NFL rosters undergo a lot of shuffling in the lead up to cut down day, and teams willing to spend might be able to get dibs on some players.
The preseason trade is often unspectacular, but it can still play a vital role for a football team. Some teams have more depth that others, and that could mean a decent player or two getting waived as the roster is reduced to 53. Many teams opt to test their luck on the waiver wire, but if a team wants to be first in line for a player, they could offer some late-round picks or bubble players of their own.
The Lions have some recent history with preseason trades to mixed success. Last year, the lone trade made by the Lions was shipping corner Michael Jackson to the Patriots for a conditional 2022 seventh-round pick. In 2019, the Lions acquired quarterback David Blough from the Browns—having just played them in the preseason too—for a swap of seventh rounders. Blough went on to start five games for the Lions after injuries piled up ahead of him. That same year, tight end Michael Roberts was sent to the Patriots, but it was reverted after he failed his physical.
The years prior had a few names you might remember. Eli Harold was acquired from the 49ers in 2018, while Corey Robinson was dealt away. In 2017, the Lions gave up on Laken Tomlinson and traded him away for a fifth rounder—he has since turned his career around with the 49ers. In 2015, kicker Kyle Brindza had an impressive preseason, but the Lions already had Matt Prater, so he was traded to the Buccaneers.
With the free agent pool somewhat barren, trading for someone might be the next best move if the Lions want to improve their roster.
Today’s Question of the Day is:
Should the Lions make a preseason trade?
My answer: I believe they should and will. Unlike in previous years, where the Lions traded away players on the bubble, I think their focus needs to be on acquiring players.
The Lions depth isn’t great, and that limits the trade potential. David Blough or Tim Boyle are on the block if the Lions opt to keep just two quarterbacks—the Cowboys tried to poach Blough last year. Jahlani Tavai might garner interest from the Patriots with Matt Patricia back in their fold, but it seems more likely that they would try to get him on waivers if he is cut. Tyrell Crosby is the biggest trade asset for the Lions, but with him playing the key swing role, another team would have to give up a lot of make it worthwhile. That being said, the Lions have Matt Nelson behind him and Halapoulivaati Vaitai has experience at tackle, so he could be replaced if the price was right.
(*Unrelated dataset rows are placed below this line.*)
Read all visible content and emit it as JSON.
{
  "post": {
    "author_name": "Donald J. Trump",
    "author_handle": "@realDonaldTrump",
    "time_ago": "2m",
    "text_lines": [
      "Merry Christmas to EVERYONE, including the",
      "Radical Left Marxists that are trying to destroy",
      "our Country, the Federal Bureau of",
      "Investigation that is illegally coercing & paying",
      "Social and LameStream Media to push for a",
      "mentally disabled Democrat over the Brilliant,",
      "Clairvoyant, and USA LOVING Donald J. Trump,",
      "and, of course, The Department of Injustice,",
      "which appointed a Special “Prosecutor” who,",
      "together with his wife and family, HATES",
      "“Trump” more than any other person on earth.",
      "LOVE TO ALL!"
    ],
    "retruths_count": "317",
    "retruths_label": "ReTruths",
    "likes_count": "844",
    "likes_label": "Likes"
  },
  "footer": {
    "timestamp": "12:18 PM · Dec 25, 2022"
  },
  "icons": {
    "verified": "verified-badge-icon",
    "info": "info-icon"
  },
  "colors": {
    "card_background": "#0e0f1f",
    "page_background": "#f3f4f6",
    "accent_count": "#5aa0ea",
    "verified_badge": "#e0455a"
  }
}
There are three positions I think the Lions could make a trade for: wide receiver, safety, and kicker.
For wide receiver, it is no surprise that the Lions could use an upgrade. The first team that comes to mind that is rich in receiver talent is the Buccaneers. Their wide receiver group is composed of Mike Evans, Chris Godwin, Antonio Brown, Jaelon Darden, Scotty Miller, Tyler Johnson, and Jaydon Mickens (their kick returner)—that alone is seven wide receivers. I would be very interested in Tyler Johnson, and with plenty of teams likely interested too, pulling the trigger on a trade might be worth it. The Cowboys also have receiver depth, and the Lions could make a play for Cedric Wilson or Noah Brown.
Safety is up there as the weakest position group for the Lions. It’s a difficult trade group to project, however. Not only are more teams running three safety sets, but many safeties are prized for their special teams, much like the Lions are with C.J. Moore. As for trade candidates, the Lions could orchestrate another trade with the Rams. Despite losing John Johnson, the Rams have some excess talent at safety. Jordan Fuller is locked in, but Taylor Rapp and Terrell Burgess are fighting for that spot across from him. The loser of that battle will likely see action on defense anyway, but the Lions might shell out in order to get themselves a starter.
Finally comes the kickers, and boy, it is going to be different without Matt Prater. The kickers are standing out for the wrong reasons. Randy Bullock and Matthew Wright are competing for the starting role, but if their performances from Saturday’s scrimmage continue, they could both be on the outs.
Many teams carry two kickers in preseason even if they have an established veteran. If the young kicker plays well, it could earn them a spot on another team—this happened with Brindza in 2015. There are plenty of kicking battles worth watching. The Patriots (Nick Folk and Quinn Nordin), the Bengals (Evan McPherson and Austin Seibert), the Buccaneers (Ryan Succop and Jose Borregales), the Ravens (Jake Verity isn’t going to replace Justin Tucker), and the Colts (Rodrigo Blankenship and Eddy Piñeiro) should be of interest to the Lions, especially if Bullock and Wright struggle.
Will the Lions make a trade this August? If so, will they be buyers or sellers? Plenty of moves will be made as the regular season approaches.